Stored items from a collection:
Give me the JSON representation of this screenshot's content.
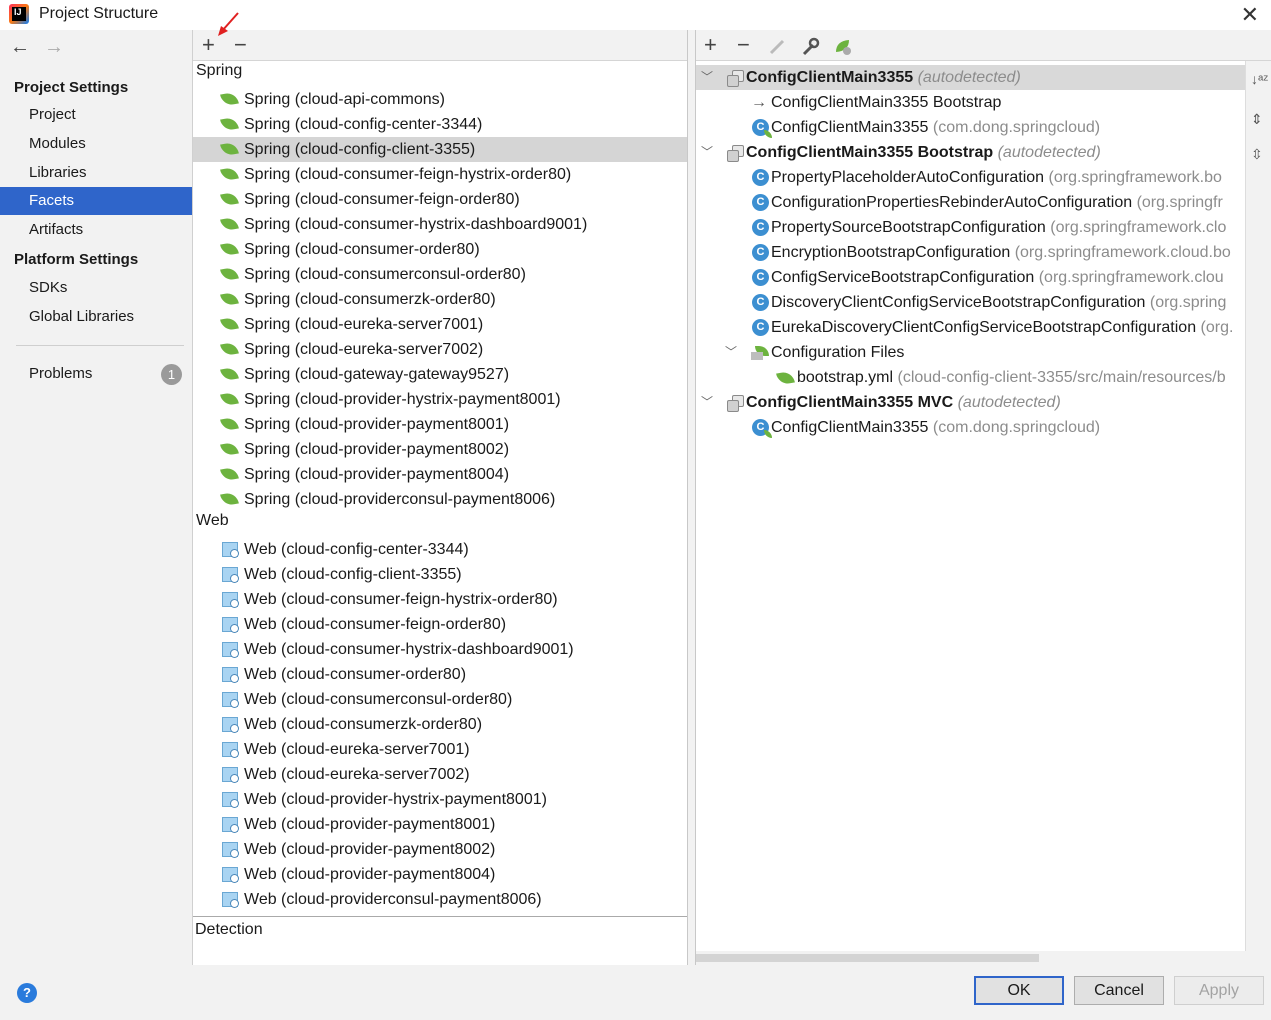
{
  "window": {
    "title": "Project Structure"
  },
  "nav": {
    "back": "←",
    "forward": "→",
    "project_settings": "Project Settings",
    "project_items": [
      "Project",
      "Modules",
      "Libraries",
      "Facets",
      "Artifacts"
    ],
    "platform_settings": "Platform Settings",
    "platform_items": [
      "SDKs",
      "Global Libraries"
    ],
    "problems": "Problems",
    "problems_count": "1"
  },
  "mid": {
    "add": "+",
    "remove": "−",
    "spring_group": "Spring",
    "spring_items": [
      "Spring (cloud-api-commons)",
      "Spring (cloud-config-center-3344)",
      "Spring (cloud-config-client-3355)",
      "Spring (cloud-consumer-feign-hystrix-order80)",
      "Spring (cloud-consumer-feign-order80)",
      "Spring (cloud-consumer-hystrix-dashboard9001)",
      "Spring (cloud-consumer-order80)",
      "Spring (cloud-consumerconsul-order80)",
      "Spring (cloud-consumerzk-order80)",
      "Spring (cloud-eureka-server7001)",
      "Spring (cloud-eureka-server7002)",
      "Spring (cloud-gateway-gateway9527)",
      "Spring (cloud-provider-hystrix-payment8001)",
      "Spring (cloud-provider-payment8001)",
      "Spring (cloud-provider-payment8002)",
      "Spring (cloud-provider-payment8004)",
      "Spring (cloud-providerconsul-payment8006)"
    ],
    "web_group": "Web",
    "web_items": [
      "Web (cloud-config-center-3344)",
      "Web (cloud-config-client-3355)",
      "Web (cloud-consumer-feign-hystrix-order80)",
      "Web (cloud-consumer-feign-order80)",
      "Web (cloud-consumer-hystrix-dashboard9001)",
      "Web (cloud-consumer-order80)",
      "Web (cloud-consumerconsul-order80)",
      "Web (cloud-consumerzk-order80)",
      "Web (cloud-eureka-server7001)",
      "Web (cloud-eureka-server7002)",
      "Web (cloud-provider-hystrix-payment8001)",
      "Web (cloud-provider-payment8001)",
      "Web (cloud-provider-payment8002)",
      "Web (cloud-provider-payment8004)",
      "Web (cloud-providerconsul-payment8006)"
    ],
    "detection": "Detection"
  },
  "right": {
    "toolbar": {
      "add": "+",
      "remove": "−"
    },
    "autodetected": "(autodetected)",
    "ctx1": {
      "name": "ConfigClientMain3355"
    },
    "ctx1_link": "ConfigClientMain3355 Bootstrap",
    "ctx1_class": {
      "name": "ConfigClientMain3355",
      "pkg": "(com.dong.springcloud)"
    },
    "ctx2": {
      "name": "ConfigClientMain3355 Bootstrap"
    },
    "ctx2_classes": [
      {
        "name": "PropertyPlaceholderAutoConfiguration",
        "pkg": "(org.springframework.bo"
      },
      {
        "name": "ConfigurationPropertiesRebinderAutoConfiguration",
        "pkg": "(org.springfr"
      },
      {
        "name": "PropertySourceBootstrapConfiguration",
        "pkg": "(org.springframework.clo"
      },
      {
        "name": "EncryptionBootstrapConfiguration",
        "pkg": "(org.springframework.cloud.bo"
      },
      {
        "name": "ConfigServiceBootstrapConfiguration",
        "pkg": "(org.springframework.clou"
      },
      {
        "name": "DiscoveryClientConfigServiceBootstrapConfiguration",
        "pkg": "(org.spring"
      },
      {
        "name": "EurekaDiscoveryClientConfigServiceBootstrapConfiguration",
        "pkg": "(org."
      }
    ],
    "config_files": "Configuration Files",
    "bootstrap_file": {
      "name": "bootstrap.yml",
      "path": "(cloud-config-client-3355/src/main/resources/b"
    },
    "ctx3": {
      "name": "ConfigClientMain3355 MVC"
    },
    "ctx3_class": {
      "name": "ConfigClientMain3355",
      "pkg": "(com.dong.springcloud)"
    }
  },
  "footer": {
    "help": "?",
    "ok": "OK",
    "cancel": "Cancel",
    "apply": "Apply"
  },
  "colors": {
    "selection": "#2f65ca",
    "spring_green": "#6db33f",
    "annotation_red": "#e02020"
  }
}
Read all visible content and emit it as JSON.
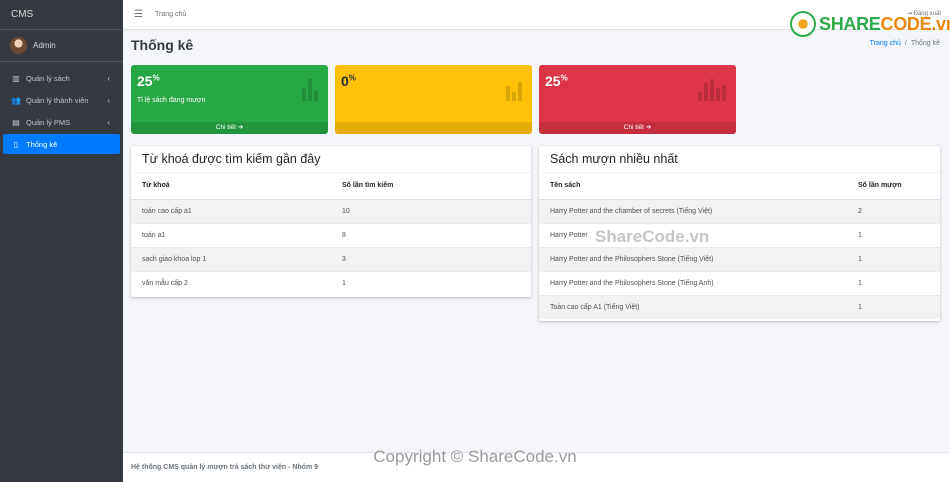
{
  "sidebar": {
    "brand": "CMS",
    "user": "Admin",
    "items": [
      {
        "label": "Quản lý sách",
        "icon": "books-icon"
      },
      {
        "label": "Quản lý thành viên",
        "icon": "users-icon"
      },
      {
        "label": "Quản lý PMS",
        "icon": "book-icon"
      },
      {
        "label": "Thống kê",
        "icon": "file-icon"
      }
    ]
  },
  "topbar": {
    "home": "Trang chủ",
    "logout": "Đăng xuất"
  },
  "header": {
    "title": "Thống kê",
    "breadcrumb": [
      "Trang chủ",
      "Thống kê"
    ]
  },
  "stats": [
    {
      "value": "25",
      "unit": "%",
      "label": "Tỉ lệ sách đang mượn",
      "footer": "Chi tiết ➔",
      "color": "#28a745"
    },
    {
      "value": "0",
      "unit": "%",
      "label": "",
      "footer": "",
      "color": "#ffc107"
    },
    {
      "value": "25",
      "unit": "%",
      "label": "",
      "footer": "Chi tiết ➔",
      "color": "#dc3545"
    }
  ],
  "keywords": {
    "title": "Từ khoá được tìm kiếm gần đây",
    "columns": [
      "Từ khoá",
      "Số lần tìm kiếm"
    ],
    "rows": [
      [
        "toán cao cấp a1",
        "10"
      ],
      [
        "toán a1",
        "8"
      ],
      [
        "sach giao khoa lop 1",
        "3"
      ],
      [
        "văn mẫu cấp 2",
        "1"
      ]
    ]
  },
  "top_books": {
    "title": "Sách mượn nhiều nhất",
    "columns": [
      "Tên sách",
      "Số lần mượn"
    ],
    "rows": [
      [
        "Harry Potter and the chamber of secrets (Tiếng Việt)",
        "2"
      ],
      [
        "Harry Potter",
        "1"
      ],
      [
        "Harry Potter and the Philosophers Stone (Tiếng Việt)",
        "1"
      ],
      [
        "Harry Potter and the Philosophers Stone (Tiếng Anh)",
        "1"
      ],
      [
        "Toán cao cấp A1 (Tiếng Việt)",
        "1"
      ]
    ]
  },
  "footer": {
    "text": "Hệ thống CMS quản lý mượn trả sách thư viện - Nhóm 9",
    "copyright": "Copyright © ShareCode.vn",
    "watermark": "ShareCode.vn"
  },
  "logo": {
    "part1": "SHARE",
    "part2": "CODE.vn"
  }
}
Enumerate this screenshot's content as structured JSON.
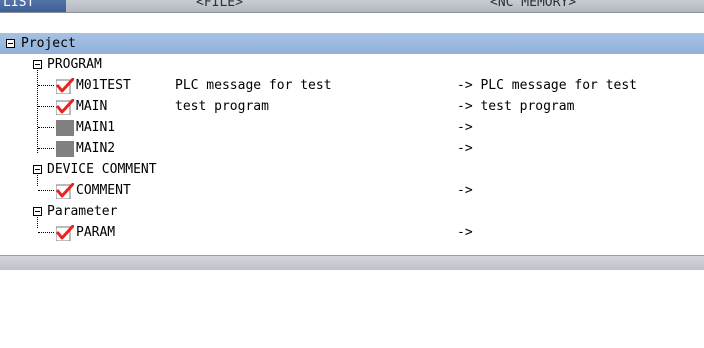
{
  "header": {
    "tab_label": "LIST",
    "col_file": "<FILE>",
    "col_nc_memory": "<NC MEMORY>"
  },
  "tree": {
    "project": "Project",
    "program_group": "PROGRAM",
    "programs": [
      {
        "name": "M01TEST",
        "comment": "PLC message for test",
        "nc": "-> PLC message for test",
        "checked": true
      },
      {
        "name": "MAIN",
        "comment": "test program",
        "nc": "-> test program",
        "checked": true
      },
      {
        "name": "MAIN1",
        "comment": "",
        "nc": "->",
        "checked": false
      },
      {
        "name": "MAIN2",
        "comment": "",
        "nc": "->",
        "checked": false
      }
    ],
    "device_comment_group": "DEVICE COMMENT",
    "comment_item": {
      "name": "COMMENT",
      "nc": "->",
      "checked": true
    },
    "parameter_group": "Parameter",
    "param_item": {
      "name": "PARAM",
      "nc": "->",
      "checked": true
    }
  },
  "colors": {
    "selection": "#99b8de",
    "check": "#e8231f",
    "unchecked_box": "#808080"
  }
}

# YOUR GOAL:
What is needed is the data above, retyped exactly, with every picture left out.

# WRITTEN SOLUTION:
Give me the JSON representation of this screenshot's content.
{
  "window": {
    "title": "Project Structure"
  },
  "nav": {
    "back": "←",
    "forward": "→",
    "project_settings": "Project Settings",
    "project_items": [
      "Project",
      "Modules",
      "Libraries",
      "Facets",
      "Artifacts"
    ],
    "platform_settings": "Platform Settings",
    "platform_items": [
      "SDKs",
      "Global Libraries"
    ],
    "problems": "Problems",
    "problems_count": "1"
  },
  "mid": {
    "add": "+",
    "remove": "−",
    "spring_group": "Spring",
    "spring_items": [
      "Spring (cloud-api-commons)",
      "Spring (cloud-config-center-3344)",
      "Spring (cloud-config-client-3355)",
      "Spring (cloud-consumer-feign-hystrix-order80)",
      "Spring (cloud-consumer-feign-order80)",
      "Spring (cloud-consumer-hystrix-dashboard9001)",
      "Spring (cloud-consumer-order80)",
      "Spring (cloud-consumerconsul-order80)",
      "Spring (cloud-consumerzk-order80)",
      "Spring (cloud-eureka-server7001)",
      "Spring (cloud-eureka-server7002)",
      "Spring (cloud-gateway-gateway9527)",
      "Spring (cloud-provider-hystrix-payment8001)",
      "Spring (cloud-provider-payment8001)",
      "Spring (cloud-provider-payment8002)",
      "Spring (cloud-provider-payment8004)",
      "Spring (cloud-providerconsul-payment8006)"
    ],
    "web_group": "Web",
    "web_items": [
      "Web (cloud-config-center-3344)",
      "Web (cloud-config-client-3355)",
      "Web (cloud-consumer-feign-hystrix-order80)",
      "Web (cloud-consumer-feign-order80)",
      "Web (cloud-consumer-hystrix-dashboard9001)",
      "Web (cloud-consumer-order80)",
      "Web (cloud-consumerconsul-order80)",
      "Web (cloud-consumerzk-order80)",
      "Web (cloud-eureka-server7001)",
      "Web (cloud-eureka-server7002)",
      "Web (cloud-provider-hystrix-payment8001)",
      "Web (cloud-provider-payment8001)",
      "Web (cloud-provider-payment8002)",
      "Web (cloud-provider-payment8004)",
      "Web (cloud-providerconsul-payment8006)"
    ],
    "detection": "Detection"
  },
  "right": {
    "toolbar": {
      "add": "+",
      "remove": "−"
    },
    "autodetected": "(autodetected)",
    "ctx1": {
      "name": "ConfigClientMain3355"
    },
    "ctx1_link": "ConfigClientMain3355 Bootstrap",
    "ctx1_class": {
      "name": "ConfigClientMain3355",
      "pkg": "(com.dong.springcloud)"
    },
    "ctx2": {
      "name": "ConfigClientMain3355 Bootstrap"
    },
    "ctx2_classes": [
      {
        "name": "PropertyPlaceholderAutoConfiguration",
        "pkg": "(org.springframework.bo"
      },
      {
        "name": "ConfigurationPropertiesRebinderAutoConfiguration",
        "pkg": "(org.springfr"
      },
      {
        "name": "PropertySourceBootstrapConfiguration",
        "pkg": "(org.springframework.clo"
      },
      {
        "name": "EncryptionBootstrapConfiguration",
        "pkg": "(org.springframework.cloud.bo"
      },
      {
        "name": "ConfigServiceBootstrapConfiguration",
        "pkg": "(org.springframework.clou"
      },
      {
        "name": "DiscoveryClientConfigServiceBootstrapConfiguration",
        "pkg": "(org.spring"
      },
      {
        "name": "EurekaDiscoveryClientConfigServiceBootstrapConfiguration",
        "pkg": "(org."
      }
    ],
    "config_files": "Configuration Files",
    "bootstrap_file": {
      "name": "bootstrap.yml",
      "path": "(cloud-config-client-3355/src/main/resources/b"
    },
    "ctx3": {
      "name": "ConfigClientMain3355 MVC"
    },
    "ctx3_class": {
      "name": "ConfigClientMain3355",
      "pkg": "(com.dong.springcloud)"
    }
  },
  "footer": {
    "help": "?",
    "ok": "OK",
    "cancel": "Cancel",
    "apply": "Apply"
  },
  "colors": {
    "selection": "#2f65ca",
    "spring_green": "#6db33f",
    "annotation_red": "#e02020"
  }
}
Read all visible content and emit it as JSON.
{
  "sidebar": {
    "brand": "CMS",
    "user": "Admin",
    "items": [
      {
        "label": "Quản lý sách",
        "icon": "books-icon"
      },
      {
        "label": "Quản lý thành viên",
        "icon": "users-icon"
      },
      {
        "label": "Quản lý PMS",
        "icon": "book-icon"
      },
      {
        "label": "Thống kê",
        "icon": "file-icon"
      }
    ]
  },
  "topbar": {
    "home": "Trang chủ",
    "logout": "Đăng xuất"
  },
  "header": {
    "title": "Thống kê",
    "breadcrumb": [
      "Trang chủ",
      "Thống kê"
    ]
  },
  "stats": [
    {
      "value": "25",
      "unit": "%",
      "label": "Tỉ lệ sách đang mượn",
      "footer": "Chi tiết ➔",
      "color": "#28a745"
    },
    {
      "value": "0",
      "unit": "%",
      "label": "",
      "footer": "",
      "color": "#ffc107"
    },
    {
      "value": "25",
      "unit": "%",
      "label": "",
      "footer": "Chi tiết ➔",
      "color": "#dc3545"
    }
  ],
  "keywords": {
    "title": "Từ khoá được tìm kiếm gần đây",
    "columns": [
      "Từ khoá",
      "Số lần tìm kiếm"
    ],
    "rows": [
      [
        "toán cao cấp a1",
        "10"
      ],
      [
        "toán a1",
        "8"
      ],
      [
        "sach giao khoa lop 1",
        "3"
      ],
      [
        "văn mẫu cấp 2",
        "1"
      ]
    ]
  },
  "top_books": {
    "title": "Sách mượn nhiều nhất",
    "columns": [
      "Tên sách",
      "Số lần mượn"
    ],
    "rows": [
      [
        "Harry Potter and the chamber of secrets (Tiếng Việt)",
        "2"
      ],
      [
        "Harry Potter",
        "1"
      ],
      [
        "Harry Potter and the Philosophers Stone (Tiếng Việt)",
        "1"
      ],
      [
        "Harry Potter and the Philosophers Stone (Tiếng Anh)",
        "1"
      ],
      [
        "Toán cao cấp A1 (Tiếng Việt)",
        "1"
      ]
    ]
  },
  "footer": {
    "text": "Hệ thống CMS quản lý mượn trả sách thư viện - Nhóm 9",
    "copyright": "Copyright © ShareCode.vn",
    "watermark": "ShareCode.vn"
  },
  "logo": {
    "part1": "SHARE",
    "part2": "CODE.vn"
  }
}
Enumerate this screenshot's content as structured JSON.
{
  "header": {
    "tab_label": "LIST",
    "col_file": "<FILE>",
    "col_nc_memory": "<NC MEMORY>"
  },
  "tree": {
    "project": "Project",
    "program_group": "PROGRAM",
    "programs": [
      {
        "name": "M01TEST",
        "comment": "PLC message for test",
        "nc": "-> PLC message for test",
        "checked": true
      },
      {
        "name": "MAIN",
        "comment": "test program",
        "nc": "-> test program",
        "checked": true
      },
      {
        "name": "MAIN1",
        "comment": "",
        "nc": "->",
        "checked": false
      },
      {
        "name": "MAIN2",
        "comment": "",
        "nc": "->",
        "checked": false
      }
    ],
    "device_comment_group": "DEVICE COMMENT",
    "comment_item": {
      "name": "COMMENT",
      "nc": "->",
      "checked": true
    },
    "parameter_group": "Parameter",
    "param_item": {
      "name": "PARAM",
      "nc": "->",
      "checked": true
    }
  },
  "colors": {
    "selection": "#99b8de",
    "check": "#e8231f",
    "unchecked_box": "#808080"
  }
}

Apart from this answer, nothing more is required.